> EXERCISE PROMPT: Only lines that contain the word "mnemonic" belong in the answer; copy them from the records below.

========

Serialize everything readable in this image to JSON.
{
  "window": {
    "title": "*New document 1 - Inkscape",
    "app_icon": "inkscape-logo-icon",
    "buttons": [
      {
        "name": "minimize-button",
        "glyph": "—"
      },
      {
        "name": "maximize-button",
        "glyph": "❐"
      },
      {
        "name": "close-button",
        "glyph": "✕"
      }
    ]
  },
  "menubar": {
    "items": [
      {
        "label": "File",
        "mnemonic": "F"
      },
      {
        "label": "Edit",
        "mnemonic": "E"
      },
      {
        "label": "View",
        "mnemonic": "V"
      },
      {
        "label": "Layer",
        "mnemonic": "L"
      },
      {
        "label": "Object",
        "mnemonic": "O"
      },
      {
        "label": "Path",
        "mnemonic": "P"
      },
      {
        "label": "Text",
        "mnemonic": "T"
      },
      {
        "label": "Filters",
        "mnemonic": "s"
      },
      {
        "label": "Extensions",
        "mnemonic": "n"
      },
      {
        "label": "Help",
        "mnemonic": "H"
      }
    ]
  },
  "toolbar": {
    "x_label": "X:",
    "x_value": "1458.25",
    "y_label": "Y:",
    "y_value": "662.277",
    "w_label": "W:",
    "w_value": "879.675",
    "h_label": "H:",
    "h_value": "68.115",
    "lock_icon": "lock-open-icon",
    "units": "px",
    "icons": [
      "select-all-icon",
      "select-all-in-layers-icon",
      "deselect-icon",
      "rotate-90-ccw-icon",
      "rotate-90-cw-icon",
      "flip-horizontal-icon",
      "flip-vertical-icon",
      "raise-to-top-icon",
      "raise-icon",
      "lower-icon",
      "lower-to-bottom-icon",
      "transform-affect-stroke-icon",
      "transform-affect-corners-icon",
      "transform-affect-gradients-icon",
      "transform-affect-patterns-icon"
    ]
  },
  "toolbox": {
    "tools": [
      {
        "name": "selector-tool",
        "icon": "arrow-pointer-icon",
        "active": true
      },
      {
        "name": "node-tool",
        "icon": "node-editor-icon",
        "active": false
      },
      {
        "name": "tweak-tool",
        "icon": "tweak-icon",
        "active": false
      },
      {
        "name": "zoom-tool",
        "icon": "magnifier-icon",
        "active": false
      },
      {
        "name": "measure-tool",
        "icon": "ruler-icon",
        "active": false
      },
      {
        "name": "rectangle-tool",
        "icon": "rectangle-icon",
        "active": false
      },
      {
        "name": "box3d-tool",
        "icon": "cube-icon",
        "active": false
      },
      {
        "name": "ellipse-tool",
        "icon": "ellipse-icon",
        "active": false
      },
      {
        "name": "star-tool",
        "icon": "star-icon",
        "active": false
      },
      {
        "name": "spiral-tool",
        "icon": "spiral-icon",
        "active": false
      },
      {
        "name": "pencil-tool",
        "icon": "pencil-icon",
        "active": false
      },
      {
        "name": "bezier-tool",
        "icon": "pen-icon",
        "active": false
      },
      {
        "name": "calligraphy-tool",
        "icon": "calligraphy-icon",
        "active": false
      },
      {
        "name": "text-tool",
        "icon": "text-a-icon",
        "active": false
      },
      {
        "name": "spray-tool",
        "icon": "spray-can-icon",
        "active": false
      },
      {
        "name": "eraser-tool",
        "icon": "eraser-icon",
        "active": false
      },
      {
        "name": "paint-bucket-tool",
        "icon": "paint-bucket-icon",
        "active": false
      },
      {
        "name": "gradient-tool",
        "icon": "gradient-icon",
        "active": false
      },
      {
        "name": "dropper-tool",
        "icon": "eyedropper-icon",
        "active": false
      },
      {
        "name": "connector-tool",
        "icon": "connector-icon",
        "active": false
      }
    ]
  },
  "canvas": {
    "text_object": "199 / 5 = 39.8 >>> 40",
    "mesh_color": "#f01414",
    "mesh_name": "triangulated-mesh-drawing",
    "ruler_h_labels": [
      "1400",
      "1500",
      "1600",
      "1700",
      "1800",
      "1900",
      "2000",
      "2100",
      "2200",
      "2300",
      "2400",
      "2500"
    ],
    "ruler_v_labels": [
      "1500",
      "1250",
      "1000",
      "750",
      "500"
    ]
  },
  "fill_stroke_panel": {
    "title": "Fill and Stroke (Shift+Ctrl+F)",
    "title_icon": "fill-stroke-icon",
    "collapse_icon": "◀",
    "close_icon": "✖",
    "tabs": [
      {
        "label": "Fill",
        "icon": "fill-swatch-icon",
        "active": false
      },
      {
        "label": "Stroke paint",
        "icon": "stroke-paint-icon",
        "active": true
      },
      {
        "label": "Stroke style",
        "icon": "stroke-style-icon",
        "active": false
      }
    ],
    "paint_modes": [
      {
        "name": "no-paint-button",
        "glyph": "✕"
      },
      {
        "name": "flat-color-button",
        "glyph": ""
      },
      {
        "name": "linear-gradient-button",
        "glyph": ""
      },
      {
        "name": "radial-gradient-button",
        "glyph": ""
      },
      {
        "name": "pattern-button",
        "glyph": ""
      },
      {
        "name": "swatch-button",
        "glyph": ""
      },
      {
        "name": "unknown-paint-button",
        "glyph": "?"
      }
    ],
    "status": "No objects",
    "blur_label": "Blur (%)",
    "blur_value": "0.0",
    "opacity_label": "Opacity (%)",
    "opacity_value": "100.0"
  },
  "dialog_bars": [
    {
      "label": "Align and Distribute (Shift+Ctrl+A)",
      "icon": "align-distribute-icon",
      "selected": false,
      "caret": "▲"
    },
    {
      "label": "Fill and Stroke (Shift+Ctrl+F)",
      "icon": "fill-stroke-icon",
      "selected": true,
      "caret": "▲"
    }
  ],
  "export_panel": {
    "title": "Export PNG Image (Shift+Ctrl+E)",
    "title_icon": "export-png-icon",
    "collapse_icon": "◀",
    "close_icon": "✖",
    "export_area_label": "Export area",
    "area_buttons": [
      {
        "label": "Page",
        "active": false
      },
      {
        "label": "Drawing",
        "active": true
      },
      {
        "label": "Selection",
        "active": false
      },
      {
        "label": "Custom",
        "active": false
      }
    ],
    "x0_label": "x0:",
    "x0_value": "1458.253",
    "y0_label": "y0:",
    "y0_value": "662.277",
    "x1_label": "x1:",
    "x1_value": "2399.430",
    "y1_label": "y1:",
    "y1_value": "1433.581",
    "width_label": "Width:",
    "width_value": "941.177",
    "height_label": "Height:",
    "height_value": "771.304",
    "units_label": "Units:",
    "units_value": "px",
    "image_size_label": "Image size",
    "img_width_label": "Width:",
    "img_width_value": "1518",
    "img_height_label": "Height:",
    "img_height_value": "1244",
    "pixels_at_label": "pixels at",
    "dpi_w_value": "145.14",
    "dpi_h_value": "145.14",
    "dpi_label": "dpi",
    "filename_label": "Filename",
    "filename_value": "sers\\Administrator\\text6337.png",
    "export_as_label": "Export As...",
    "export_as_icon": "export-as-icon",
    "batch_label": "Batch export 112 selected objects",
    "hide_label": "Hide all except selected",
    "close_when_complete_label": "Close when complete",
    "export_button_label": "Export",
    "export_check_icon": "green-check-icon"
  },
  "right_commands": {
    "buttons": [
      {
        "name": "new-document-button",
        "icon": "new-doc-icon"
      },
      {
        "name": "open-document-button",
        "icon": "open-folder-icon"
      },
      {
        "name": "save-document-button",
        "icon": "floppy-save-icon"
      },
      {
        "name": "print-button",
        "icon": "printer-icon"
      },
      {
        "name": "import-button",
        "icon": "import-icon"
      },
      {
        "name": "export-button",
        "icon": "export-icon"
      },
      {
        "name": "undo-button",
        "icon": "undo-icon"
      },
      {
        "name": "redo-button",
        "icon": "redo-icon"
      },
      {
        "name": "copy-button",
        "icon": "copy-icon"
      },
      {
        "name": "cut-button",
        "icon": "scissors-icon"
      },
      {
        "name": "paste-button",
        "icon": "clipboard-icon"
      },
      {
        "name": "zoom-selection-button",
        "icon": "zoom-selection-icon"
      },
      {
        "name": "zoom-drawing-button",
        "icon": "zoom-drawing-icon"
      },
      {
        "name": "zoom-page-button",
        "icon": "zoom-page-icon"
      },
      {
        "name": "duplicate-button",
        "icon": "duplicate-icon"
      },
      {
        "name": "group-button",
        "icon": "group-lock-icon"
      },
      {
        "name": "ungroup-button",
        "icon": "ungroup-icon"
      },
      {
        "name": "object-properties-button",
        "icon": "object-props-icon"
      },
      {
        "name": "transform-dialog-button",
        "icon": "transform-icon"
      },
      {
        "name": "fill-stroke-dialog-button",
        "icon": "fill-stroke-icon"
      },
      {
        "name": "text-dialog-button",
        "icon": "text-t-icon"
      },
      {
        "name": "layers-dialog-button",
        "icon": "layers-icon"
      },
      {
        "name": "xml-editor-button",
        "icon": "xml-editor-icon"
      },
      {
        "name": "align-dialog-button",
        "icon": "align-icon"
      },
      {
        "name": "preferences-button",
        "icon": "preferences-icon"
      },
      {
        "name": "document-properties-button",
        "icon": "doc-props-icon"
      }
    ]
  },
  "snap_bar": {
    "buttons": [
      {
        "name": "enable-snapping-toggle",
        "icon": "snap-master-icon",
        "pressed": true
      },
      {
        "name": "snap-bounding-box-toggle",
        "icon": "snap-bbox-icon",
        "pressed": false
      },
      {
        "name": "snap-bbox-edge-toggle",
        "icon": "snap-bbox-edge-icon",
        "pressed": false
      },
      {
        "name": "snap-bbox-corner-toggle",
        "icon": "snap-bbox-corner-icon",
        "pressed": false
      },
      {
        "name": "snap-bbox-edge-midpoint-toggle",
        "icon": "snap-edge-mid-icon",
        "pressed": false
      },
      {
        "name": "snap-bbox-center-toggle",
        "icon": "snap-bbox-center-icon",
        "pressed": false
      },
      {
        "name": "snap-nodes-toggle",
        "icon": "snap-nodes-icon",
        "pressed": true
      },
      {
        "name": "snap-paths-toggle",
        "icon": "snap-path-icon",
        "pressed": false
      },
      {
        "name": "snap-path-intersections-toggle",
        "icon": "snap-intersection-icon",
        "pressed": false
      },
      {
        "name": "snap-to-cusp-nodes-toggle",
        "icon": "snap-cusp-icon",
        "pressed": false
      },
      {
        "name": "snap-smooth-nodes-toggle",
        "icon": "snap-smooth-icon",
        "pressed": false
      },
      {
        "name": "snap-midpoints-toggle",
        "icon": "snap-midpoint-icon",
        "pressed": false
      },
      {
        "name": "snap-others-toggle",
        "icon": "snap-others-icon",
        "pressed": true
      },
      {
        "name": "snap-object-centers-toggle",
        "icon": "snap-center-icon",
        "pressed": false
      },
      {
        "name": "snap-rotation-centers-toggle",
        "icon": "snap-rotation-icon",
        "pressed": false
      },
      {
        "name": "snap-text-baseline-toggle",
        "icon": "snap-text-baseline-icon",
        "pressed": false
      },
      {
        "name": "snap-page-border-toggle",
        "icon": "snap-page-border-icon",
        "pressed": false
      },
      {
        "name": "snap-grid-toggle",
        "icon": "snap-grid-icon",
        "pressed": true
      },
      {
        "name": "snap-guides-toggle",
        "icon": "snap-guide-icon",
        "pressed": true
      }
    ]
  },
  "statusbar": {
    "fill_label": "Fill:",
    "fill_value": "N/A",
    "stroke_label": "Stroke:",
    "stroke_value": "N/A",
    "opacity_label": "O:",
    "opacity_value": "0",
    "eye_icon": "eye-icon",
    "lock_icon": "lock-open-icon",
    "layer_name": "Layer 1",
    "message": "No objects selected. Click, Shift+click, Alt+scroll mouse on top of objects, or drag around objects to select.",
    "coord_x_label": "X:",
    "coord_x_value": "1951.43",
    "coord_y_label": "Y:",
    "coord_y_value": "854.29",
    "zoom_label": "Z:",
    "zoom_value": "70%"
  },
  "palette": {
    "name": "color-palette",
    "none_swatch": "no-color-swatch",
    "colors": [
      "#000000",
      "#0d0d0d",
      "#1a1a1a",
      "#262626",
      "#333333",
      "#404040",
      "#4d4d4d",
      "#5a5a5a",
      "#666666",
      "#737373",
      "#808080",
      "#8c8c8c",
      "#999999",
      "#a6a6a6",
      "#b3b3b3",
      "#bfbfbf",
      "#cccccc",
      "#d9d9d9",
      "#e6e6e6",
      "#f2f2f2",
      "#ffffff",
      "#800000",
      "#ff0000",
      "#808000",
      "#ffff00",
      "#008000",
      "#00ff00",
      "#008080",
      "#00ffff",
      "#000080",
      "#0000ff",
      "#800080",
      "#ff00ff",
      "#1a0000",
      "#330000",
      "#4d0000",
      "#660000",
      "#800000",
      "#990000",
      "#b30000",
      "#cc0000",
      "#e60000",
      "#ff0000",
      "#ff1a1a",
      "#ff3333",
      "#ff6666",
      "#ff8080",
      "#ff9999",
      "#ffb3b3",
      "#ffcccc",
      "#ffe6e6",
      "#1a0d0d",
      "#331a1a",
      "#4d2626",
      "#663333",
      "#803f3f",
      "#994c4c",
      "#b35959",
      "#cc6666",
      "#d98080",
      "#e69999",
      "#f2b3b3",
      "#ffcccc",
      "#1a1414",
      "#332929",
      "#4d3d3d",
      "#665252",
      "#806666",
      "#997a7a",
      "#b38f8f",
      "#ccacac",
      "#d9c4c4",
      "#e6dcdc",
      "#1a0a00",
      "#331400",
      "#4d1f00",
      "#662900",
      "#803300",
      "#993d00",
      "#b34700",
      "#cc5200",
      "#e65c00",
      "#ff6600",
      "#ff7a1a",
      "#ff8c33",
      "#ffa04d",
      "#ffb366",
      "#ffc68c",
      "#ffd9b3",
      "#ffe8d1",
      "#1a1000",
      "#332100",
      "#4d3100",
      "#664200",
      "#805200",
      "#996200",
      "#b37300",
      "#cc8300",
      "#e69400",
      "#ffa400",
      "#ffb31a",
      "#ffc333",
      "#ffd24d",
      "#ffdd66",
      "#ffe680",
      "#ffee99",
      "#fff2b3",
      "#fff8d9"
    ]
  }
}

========

> EXERCISE OUTPUT:
        "mnemonic": "F"
        "mnemonic": "E"
        "mnemonic": "V"
        "mnemonic": "L"
        "mnemonic": "O"
        "mnemonic": "P"
        "mnemonic": "T"
        "mnemonic": "s"
        "mnemonic": "n"
        "mnemonic": "H"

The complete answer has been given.